You will recall Mary’s doctor told her in February 2004 she could not continue working She risked permanent damage to her hands and injury to soft tissues if she persisted at the occupation she so loved. Her career as an expanded duty dental hygienist was all but over. However Mary had prudently purchased income replacement insurance over a decade before. It was an occupation own disability policy. She made two claims earlier on when pregnancy increased her symptoms. Her insurer put her on short term disability benefits both times. However after her second pregnancy her symptoms worsened. She diligently complied with doctors orders taking antiinflammatory and pain prescriptions. She reduced work hours, and attended at numerous ineffective physio sessions. Each night she wore cumbersome hand and wrist splints. He mother took over the care of her young children. She even took the drastic step of relocating her home to reduce her daily commute by car to the office. Mary was a full time dental hygienist however on the recommendation of her doctor was now working 3 days per week. She modified her tasks, work station and routines. Despite initiating all of these measures her hand weakness and pain increased. She became depressed and sleep deprived. She was stressed at home. Mary’s long term health was in jeopardy; however it was her concern for her patients’ safety, the fear of dropping sharp instruments, while working with weak hands, in an exhausted state which led Mary to the decision. Mary tendered her resignation with Dr. Goody and filed for disability benefits.
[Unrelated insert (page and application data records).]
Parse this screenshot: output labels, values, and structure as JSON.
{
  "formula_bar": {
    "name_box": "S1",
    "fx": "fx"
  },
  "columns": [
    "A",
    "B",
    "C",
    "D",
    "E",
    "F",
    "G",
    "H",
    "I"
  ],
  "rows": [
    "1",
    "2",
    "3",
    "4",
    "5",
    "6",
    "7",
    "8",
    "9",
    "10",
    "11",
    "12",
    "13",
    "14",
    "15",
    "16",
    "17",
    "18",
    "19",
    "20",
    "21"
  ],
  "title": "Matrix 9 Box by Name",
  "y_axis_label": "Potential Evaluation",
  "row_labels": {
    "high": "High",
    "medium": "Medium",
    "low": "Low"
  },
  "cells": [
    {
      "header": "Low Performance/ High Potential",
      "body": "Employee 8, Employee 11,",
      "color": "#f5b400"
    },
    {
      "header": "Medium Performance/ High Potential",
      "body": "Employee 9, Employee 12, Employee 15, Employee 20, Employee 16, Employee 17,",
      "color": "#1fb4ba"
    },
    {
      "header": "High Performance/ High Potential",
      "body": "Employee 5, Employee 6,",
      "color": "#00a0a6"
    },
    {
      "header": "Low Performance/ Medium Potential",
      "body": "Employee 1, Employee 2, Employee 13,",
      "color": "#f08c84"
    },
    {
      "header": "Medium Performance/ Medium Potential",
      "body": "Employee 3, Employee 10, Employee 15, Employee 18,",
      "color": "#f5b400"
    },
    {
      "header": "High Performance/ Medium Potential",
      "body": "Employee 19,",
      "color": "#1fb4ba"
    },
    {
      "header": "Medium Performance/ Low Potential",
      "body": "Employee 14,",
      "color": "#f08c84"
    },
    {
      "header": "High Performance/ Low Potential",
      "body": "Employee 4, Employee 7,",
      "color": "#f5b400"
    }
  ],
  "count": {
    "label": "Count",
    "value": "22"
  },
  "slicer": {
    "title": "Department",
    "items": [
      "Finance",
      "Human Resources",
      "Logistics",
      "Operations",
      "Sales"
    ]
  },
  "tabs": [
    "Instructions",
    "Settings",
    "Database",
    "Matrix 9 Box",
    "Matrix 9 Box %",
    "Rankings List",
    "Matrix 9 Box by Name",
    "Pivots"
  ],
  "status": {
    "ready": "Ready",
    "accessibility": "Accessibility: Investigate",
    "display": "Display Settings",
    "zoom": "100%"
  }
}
Mary, an expanded duty Dental Hygienist came to my office in February 2004. She could no longer work. Mary had purchased income replacement insurance, an Occupation Own Sickness and Injury Disability insurance policy from Paul Revere Life Insurance Company on September 3, 1985. Her policy with Paul Revere was eventually assigned to RBC Life Insurance Company.
Mary’s disability insurance policy guaranteed maximum payments of $1950.00 per month to her to age 65, shouldshe become totally disabled.
Dental hygienists and other dental professionals are predisposed to work related repetitive stress injury.
Mary recounted her employment history to me and related the development of her career ending disability. In May 1993, Mary became pregnant with her first child. Soon after she was diagnosed as suffering from work related Bilateral Carpal Tunnel Syndrome (CTS). She took early maternity leave because of her increasing symptoms and made a claim for partial disability to her insurer. It was approved and she received payment of short term benefits. She supplemented her disability benefits with employment insurance benefits. One year later she returned to work. Immediately she noted her hands tingled and her wrists ached. Shortly thereafter Mary became pregnant with her second child. She made another claim for disability benefits which was again approved. She noticed however that when her maternity leave was over and she returned to work her CTS symptoms continued and were worse then ever.
Mary’s family doctor prescribed a reduction of her work week from 40 hours to 28 hours. When Mary reported that her symptoms would not let up and were exacerbated by work she was further prescribed a work reduction to 3 days per week or 22.5 hours per week. Mary loved her work. She hoped that diligent compliance with her doctor’s orders would eventually have her back to a full time work schedule in no time. However she continued to suffer. In addition to a reduction of hours of work Mary modified her daily work routines and dental hygiene duties.